Stored items
▼
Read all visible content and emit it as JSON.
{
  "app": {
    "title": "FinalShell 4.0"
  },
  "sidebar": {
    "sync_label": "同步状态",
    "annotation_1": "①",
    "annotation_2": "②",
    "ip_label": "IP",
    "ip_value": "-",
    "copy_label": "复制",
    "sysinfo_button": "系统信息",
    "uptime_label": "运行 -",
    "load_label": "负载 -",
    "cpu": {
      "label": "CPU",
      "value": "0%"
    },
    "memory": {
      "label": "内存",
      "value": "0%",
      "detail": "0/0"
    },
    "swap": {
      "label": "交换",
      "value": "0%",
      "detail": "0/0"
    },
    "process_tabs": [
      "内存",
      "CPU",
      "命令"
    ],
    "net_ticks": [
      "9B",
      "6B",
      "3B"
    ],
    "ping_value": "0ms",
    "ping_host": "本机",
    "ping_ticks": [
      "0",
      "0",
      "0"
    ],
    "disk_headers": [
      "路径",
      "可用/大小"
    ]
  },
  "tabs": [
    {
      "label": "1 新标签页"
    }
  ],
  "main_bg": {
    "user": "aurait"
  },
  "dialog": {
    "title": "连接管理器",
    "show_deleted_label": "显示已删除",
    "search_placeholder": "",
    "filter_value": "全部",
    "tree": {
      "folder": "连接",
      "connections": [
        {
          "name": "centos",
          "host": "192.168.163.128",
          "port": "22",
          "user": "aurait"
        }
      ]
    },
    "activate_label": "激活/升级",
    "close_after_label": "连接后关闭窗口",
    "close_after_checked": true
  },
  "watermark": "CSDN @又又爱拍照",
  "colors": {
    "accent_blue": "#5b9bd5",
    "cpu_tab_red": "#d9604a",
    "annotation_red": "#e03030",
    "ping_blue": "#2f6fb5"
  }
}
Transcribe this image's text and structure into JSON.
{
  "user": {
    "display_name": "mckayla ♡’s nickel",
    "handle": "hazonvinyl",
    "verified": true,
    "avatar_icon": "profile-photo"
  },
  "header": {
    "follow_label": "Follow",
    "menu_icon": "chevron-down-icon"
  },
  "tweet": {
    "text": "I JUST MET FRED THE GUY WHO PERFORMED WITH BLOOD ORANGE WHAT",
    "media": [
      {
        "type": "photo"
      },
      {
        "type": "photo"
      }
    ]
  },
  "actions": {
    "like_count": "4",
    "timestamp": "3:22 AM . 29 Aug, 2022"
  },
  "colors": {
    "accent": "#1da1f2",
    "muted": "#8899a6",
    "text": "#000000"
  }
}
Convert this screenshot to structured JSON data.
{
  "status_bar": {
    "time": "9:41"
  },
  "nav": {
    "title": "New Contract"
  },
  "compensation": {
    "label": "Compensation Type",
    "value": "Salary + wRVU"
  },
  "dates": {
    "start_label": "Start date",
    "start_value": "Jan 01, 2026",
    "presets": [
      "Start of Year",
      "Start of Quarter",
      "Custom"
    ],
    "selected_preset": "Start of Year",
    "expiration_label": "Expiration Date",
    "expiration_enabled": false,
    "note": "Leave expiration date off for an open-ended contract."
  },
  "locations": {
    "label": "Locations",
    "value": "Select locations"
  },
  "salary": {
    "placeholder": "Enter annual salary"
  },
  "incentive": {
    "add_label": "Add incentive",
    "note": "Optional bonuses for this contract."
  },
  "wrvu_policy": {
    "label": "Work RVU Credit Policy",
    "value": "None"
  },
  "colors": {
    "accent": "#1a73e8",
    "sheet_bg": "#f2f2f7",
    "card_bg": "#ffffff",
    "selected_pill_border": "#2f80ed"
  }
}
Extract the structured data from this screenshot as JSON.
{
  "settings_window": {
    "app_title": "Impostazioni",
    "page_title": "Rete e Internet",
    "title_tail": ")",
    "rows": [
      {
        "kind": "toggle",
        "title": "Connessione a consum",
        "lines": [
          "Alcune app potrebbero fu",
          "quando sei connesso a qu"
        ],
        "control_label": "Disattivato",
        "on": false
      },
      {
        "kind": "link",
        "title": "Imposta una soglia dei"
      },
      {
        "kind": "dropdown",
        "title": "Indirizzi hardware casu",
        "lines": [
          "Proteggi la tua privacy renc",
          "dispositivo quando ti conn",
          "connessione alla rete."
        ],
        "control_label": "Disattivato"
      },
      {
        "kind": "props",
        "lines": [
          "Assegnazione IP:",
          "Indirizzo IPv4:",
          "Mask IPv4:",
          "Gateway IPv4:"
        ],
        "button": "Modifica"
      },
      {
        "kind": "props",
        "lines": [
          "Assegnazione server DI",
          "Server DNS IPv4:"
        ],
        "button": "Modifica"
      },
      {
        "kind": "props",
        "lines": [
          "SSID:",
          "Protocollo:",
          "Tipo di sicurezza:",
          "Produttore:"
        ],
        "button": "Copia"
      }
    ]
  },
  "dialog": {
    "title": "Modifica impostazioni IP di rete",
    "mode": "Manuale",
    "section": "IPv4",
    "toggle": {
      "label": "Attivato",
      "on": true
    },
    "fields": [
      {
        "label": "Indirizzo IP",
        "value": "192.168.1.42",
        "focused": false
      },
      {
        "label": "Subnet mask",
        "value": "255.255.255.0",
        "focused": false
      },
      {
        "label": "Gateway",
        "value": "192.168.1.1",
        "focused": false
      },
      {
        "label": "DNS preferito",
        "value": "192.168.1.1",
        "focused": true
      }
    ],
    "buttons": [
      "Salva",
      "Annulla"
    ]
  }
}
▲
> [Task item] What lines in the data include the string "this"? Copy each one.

> [Answer space]
Transcribe this image's text and structure into JSON.
Convert this screenshot to structured JSON data.
    "note": "Optional bonuses for this contract."
Extract the structured data from this screenshot as JSON.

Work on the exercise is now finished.